The landscape in emerging markets (EM) has been steadily improving over the last few months. Commodity prices are tentatively hitting a bottom, China’s economic transition is proceeding well and the Federal Reserve has tempered its plan to raise interest rates, and with that, the strength of the U.S. dollar.
With this in mind, we are beginning to redeploy capital to EM where we can find good value.
What we’re seeing:
- Equities: The dramatic negative momentum of earnings should soon end as commodity prices stop falling and purchasing managers indexes rise. Based on the MSCI EM and ACWI indexes, trailing price-to-earnings multiples for EM are at a 25% discount to developed markets, dividend yields are slightly higher, and while return-on-equity is similar, EM offers significantly higher free cash flow yields (8% versus 6%). So we think equities are a great way to get selective EM exposure.

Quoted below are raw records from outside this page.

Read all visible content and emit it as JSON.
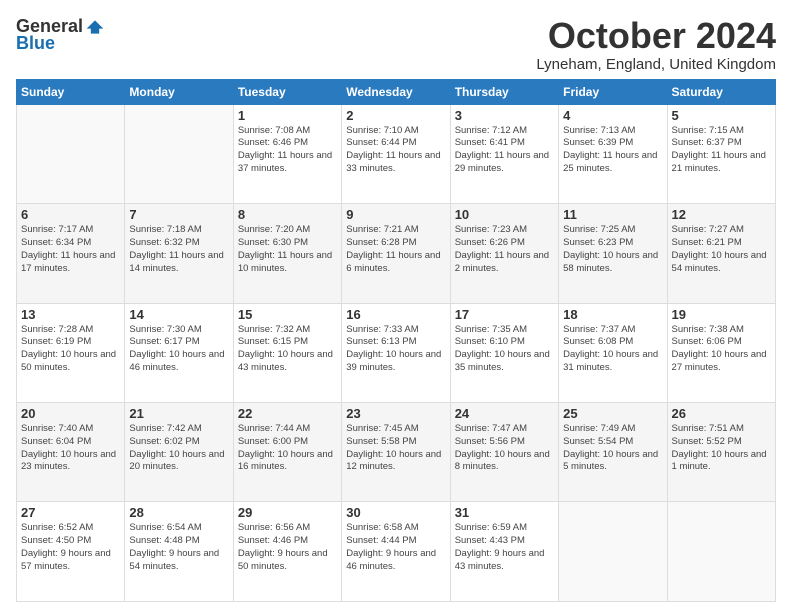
{
  "logo": {
    "general": "General",
    "blue": "Blue"
  },
  "header": {
    "month": "October 2024",
    "location": "Lyneham, England, United Kingdom"
  },
  "days": [
    "Sunday",
    "Monday",
    "Tuesday",
    "Wednesday",
    "Thursday",
    "Friday",
    "Saturday"
  ],
  "weeks": [
    [
      {
        "day": "",
        "info": ""
      },
      {
        "day": "",
        "info": ""
      },
      {
        "day": "1",
        "info": "Sunrise: 7:08 AM\nSunset: 6:46 PM\nDaylight: 11 hours and 37 minutes."
      },
      {
        "day": "2",
        "info": "Sunrise: 7:10 AM\nSunset: 6:44 PM\nDaylight: 11 hours and 33 minutes."
      },
      {
        "day": "3",
        "info": "Sunrise: 7:12 AM\nSunset: 6:41 PM\nDaylight: 11 hours and 29 minutes."
      },
      {
        "day": "4",
        "info": "Sunrise: 7:13 AM\nSunset: 6:39 PM\nDaylight: 11 hours and 25 minutes."
      },
      {
        "day": "5",
        "info": "Sunrise: 7:15 AM\nSunset: 6:37 PM\nDaylight: 11 hours and 21 minutes."
      }
    ],
    [
      {
        "day": "6",
        "info": "Sunrise: 7:17 AM\nSunset: 6:34 PM\nDaylight: 11 hours and 17 minutes."
      },
      {
        "day": "7",
        "info": "Sunrise: 7:18 AM\nSunset: 6:32 PM\nDaylight: 11 hours and 14 minutes."
      },
      {
        "day": "8",
        "info": "Sunrise: 7:20 AM\nSunset: 6:30 PM\nDaylight: 11 hours and 10 minutes."
      },
      {
        "day": "9",
        "info": "Sunrise: 7:21 AM\nSunset: 6:28 PM\nDaylight: 11 hours and 6 minutes."
      },
      {
        "day": "10",
        "info": "Sunrise: 7:23 AM\nSunset: 6:26 PM\nDaylight: 11 hours and 2 minutes."
      },
      {
        "day": "11",
        "info": "Sunrise: 7:25 AM\nSunset: 6:23 PM\nDaylight: 10 hours and 58 minutes."
      },
      {
        "day": "12",
        "info": "Sunrise: 7:27 AM\nSunset: 6:21 PM\nDaylight: 10 hours and 54 minutes."
      }
    ],
    [
      {
        "day": "13",
        "info": "Sunrise: 7:28 AM\nSunset: 6:19 PM\nDaylight: 10 hours and 50 minutes."
      },
      {
        "day": "14",
        "info": "Sunrise: 7:30 AM\nSunset: 6:17 PM\nDaylight: 10 hours and 46 minutes."
      },
      {
        "day": "15",
        "info": "Sunrise: 7:32 AM\nSunset: 6:15 PM\nDaylight: 10 hours and 43 minutes."
      },
      {
        "day": "16",
        "info": "Sunrise: 7:33 AM\nSunset: 6:13 PM\nDaylight: 10 hours and 39 minutes."
      },
      {
        "day": "17",
        "info": "Sunrise: 7:35 AM\nSunset: 6:10 PM\nDaylight: 10 hours and 35 minutes."
      },
      {
        "day": "18",
        "info": "Sunrise: 7:37 AM\nSunset: 6:08 PM\nDaylight: 10 hours and 31 minutes."
      },
      {
        "day": "19",
        "info": "Sunrise: 7:38 AM\nSunset: 6:06 PM\nDaylight: 10 hours and 27 minutes."
      }
    ],
    [
      {
        "day": "20",
        "info": "Sunrise: 7:40 AM\nSunset: 6:04 PM\nDaylight: 10 hours and 23 minutes."
      },
      {
        "day": "21",
        "info": "Sunrise: 7:42 AM\nSunset: 6:02 PM\nDaylight: 10 hours and 20 minutes."
      },
      {
        "day": "22",
        "info": "Sunrise: 7:44 AM\nSunset: 6:00 PM\nDaylight: 10 hours and 16 minutes."
      },
      {
        "day": "23",
        "info": "Sunrise: 7:45 AM\nSunset: 5:58 PM\nDaylight: 10 hours and 12 minutes."
      },
      {
        "day": "24",
        "info": "Sunrise: 7:47 AM\nSunset: 5:56 PM\nDaylight: 10 hours and 8 minutes."
      },
      {
        "day": "25",
        "info": "Sunrise: 7:49 AM\nSunset: 5:54 PM\nDaylight: 10 hours and 5 minutes."
      },
      {
        "day": "26",
        "info": "Sunrise: 7:51 AM\nSunset: 5:52 PM\nDaylight: 10 hours and 1 minute."
      }
    ],
    [
      {
        "day": "27",
        "info": "Sunrise: 6:52 AM\nSunset: 4:50 PM\nDaylight: 9 hours and 57 minutes."
      },
      {
        "day": "28",
        "info": "Sunrise: 6:54 AM\nSunset: 4:48 PM\nDaylight: 9 hours and 54 minutes."
      },
      {
        "day": "29",
        "info": "Sunrise: 6:56 AM\nSunset: 4:46 PM\nDaylight: 9 hours and 50 minutes."
      },
      {
        "day": "30",
        "info": "Sunrise: 6:58 AM\nSunset: 4:44 PM\nDaylight: 9 hours and 46 minutes."
      },
      {
        "day": "31",
        "info": "Sunrise: 6:59 AM\nSunset: 4:43 PM\nDaylight: 9 hours and 43 minutes."
      },
      {
        "day": "",
        "info": ""
      },
      {
        "day": "",
        "info": ""
      }
    ]
  ]
}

- Currencies: We like a number of markedly depreciated currencies that offer yields rivaling high yield debt but with much more liquidity and far less risk of sharp price swings. These include the Mexican peso and Russian ruble.
- Rates: A number of yield curves, including those in Mexico and South Africa, are particularly attractive as we believe investors have priced in too many interest rate hikes.
Putting EM in context
From a portfolio perspective, there has been little incentive to venture out of developed markets in recent years. Across equities and fixed income, the developed markets have enjoyed outsized returns for the past five years, supported by ever lower interest rates and central banks’ quantitative easing policies. Emerging market assets, meanwhile, have lagged as growth rates – and commodity prices – fell dramatically, and, more recently, the Federal Reserve moved toward normalizing interest rates in the U.S.
Now, however, valuations in the developed markets fully reflect the benefits of a lower discount factor. The tailwinds of accommodative central bank policies are fading and may even be disappearing: We have reached the watershed of negative interest rates in many countries and wonder if they are helpful at all, as they are accompanied by tighter financial conditions.
Just as these tailwinds abate, the outlook for emerging markets is improving. Of course, some risks remain. While the C’s (China, central banks and commodities) are calmer, we will have to watch for potential storms, including faster-than-expected depreciation in the yuan or another sudden fall in oil prices.
Earlier in the year, we were cautious toward emerging markets but kept an open mind. Now we think the time has come to actively engage.